**Work instruction**
Which lines of the entries contain the string "this"? Copy each of them.

**Data shown**
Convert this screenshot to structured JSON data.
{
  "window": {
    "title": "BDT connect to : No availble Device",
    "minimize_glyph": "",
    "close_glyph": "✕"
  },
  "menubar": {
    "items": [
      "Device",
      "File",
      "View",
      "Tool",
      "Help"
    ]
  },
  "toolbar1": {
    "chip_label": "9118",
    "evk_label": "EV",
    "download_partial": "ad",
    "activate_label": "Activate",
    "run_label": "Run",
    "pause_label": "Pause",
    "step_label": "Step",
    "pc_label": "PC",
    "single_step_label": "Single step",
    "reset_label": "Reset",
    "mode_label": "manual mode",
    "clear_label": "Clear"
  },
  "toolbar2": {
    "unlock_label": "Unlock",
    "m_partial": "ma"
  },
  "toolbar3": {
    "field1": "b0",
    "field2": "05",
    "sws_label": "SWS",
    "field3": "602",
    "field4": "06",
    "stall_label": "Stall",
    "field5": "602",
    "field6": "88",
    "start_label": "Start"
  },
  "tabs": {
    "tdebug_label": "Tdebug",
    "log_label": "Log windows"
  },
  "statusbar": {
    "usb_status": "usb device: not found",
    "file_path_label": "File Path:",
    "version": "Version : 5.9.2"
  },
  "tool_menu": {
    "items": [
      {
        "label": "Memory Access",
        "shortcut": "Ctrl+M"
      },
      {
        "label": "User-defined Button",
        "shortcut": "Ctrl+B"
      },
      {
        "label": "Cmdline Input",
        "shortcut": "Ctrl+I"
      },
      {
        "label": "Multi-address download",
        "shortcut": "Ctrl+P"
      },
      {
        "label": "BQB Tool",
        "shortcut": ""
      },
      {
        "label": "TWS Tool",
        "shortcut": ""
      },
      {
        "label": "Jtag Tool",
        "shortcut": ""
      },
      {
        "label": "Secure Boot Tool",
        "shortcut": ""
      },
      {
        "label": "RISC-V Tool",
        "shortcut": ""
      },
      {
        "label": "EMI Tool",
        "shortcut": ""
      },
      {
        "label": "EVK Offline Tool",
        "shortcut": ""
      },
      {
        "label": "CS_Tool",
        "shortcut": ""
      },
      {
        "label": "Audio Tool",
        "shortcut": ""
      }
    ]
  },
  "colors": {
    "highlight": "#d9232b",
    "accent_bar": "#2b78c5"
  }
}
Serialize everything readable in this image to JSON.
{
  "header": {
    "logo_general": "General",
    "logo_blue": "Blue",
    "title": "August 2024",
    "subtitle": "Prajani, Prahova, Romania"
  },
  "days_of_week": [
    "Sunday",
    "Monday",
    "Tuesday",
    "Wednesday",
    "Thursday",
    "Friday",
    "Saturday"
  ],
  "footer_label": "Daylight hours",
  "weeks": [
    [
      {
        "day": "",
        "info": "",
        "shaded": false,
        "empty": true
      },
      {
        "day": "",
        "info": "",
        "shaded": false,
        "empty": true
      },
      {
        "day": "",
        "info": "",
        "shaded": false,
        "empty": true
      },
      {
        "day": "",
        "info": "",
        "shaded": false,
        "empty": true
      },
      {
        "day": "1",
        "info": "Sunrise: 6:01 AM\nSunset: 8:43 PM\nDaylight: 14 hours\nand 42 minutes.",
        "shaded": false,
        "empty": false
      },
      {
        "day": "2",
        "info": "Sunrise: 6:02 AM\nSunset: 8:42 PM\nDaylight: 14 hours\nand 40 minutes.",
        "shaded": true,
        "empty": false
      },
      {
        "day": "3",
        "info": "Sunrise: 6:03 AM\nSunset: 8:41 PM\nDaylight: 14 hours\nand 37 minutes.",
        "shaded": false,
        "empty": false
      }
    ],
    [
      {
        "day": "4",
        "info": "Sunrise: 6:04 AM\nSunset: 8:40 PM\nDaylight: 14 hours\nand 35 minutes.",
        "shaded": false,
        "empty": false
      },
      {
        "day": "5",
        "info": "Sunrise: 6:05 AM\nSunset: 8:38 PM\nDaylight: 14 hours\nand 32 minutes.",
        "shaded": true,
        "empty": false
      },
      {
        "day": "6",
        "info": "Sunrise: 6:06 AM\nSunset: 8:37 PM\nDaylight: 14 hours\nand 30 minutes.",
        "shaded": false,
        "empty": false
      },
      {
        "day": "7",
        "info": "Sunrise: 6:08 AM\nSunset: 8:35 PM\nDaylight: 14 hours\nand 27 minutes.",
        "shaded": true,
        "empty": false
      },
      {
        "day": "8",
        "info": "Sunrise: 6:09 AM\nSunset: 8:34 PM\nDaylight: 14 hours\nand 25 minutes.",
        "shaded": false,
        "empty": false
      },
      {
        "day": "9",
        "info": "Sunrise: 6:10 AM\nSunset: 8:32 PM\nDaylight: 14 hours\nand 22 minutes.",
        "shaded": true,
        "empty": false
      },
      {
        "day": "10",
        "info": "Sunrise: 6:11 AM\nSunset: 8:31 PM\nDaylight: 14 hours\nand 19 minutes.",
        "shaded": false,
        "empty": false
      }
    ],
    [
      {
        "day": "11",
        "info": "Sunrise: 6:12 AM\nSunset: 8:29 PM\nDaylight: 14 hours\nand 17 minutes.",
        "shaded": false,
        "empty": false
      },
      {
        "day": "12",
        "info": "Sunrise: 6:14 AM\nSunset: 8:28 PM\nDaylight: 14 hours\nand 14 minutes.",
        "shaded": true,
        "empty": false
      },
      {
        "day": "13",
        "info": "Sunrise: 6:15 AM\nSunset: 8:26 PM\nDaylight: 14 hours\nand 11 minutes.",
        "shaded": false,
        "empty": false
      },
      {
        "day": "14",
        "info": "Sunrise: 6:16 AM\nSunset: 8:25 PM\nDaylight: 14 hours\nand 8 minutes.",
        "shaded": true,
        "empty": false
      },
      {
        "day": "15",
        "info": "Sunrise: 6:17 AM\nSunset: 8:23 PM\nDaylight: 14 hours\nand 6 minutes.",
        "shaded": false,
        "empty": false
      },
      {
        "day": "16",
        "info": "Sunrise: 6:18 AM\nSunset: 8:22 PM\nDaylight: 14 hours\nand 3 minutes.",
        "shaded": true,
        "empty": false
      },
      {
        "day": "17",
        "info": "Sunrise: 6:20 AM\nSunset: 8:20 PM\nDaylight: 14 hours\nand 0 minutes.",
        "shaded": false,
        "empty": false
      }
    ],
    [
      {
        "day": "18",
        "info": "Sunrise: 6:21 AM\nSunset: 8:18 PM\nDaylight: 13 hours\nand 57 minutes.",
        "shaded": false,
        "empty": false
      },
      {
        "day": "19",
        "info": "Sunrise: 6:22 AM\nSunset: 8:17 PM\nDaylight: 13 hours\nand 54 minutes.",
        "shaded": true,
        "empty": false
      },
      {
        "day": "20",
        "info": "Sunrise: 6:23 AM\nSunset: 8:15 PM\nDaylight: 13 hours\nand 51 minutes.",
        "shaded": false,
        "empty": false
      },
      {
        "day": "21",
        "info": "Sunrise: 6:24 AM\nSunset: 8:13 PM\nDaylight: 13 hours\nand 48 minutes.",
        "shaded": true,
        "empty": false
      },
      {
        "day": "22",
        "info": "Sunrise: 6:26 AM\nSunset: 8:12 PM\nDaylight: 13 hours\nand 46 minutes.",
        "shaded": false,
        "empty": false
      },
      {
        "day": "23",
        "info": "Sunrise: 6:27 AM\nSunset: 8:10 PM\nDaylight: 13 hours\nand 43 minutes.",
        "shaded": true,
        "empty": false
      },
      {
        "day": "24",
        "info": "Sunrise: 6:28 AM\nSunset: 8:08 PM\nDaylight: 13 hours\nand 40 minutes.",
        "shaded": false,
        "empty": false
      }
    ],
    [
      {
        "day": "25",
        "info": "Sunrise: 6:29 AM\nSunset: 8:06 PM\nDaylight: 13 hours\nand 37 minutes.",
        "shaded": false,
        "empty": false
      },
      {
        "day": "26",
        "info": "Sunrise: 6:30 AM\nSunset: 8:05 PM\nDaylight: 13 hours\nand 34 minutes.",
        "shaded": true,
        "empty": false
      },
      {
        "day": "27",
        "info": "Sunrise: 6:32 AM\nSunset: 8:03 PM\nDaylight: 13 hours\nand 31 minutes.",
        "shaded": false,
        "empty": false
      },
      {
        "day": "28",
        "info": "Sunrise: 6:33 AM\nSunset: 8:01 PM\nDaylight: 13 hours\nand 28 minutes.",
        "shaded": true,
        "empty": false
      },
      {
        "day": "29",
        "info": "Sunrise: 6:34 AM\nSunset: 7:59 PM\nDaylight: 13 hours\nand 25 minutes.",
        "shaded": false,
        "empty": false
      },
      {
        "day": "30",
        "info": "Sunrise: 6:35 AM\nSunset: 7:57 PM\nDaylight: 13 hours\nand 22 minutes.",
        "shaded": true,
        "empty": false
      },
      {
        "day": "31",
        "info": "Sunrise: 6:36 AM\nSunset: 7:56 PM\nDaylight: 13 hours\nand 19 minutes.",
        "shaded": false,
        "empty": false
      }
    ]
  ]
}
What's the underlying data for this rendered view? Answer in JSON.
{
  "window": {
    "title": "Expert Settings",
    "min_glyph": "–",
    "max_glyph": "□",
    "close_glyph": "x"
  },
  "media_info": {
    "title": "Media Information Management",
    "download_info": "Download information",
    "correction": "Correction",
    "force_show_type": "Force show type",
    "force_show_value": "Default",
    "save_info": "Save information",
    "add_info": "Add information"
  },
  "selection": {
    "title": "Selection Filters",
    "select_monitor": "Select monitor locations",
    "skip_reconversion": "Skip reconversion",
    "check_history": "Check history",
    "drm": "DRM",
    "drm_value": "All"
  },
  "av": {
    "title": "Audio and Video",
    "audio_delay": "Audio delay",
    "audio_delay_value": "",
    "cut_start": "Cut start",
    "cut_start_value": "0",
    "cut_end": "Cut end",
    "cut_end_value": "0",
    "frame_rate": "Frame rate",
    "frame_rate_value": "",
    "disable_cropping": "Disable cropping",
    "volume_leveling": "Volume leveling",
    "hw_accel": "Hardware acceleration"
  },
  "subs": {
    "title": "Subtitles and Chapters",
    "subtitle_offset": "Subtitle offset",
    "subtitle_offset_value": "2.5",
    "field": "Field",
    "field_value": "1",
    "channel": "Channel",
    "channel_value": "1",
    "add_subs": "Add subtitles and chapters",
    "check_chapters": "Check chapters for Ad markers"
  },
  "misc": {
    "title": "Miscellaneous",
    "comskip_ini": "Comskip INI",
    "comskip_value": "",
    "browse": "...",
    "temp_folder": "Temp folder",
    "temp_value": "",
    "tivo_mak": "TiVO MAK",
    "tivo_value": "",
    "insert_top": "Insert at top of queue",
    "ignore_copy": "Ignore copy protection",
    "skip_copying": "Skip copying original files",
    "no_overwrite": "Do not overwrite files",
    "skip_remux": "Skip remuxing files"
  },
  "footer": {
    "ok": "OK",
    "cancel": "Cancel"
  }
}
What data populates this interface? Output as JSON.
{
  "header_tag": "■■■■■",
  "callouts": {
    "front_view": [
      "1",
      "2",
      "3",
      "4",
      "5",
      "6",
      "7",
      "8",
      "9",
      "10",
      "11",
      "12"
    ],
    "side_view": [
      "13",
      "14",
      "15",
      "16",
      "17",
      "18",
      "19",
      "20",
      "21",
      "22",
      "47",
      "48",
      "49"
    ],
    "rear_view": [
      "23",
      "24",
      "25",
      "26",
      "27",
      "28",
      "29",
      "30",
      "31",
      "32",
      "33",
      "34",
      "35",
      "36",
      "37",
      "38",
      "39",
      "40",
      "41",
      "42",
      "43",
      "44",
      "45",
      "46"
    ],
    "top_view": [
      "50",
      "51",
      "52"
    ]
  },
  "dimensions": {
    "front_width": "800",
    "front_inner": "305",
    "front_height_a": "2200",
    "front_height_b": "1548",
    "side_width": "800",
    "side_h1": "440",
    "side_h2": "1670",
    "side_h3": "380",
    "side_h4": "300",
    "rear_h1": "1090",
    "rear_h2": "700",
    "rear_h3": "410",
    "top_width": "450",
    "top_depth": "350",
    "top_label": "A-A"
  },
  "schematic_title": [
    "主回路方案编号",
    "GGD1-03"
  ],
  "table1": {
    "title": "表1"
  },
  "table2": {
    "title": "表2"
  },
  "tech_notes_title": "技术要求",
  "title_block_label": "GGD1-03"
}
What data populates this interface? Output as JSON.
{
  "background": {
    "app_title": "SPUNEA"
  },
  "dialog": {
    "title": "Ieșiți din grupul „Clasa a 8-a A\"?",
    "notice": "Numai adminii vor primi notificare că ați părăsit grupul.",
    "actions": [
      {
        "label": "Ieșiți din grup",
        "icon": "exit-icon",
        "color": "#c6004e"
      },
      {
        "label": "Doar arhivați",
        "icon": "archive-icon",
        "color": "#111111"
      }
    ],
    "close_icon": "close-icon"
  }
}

**Solution**
Convert this screenshot to structured JSON data.
Serialize everything readable in this image to JSON.
What's the underlying data for this rendered view? Answer in JSON.
What data populates this interface? Output as JSON.
What data populates this interface? Output as JSON.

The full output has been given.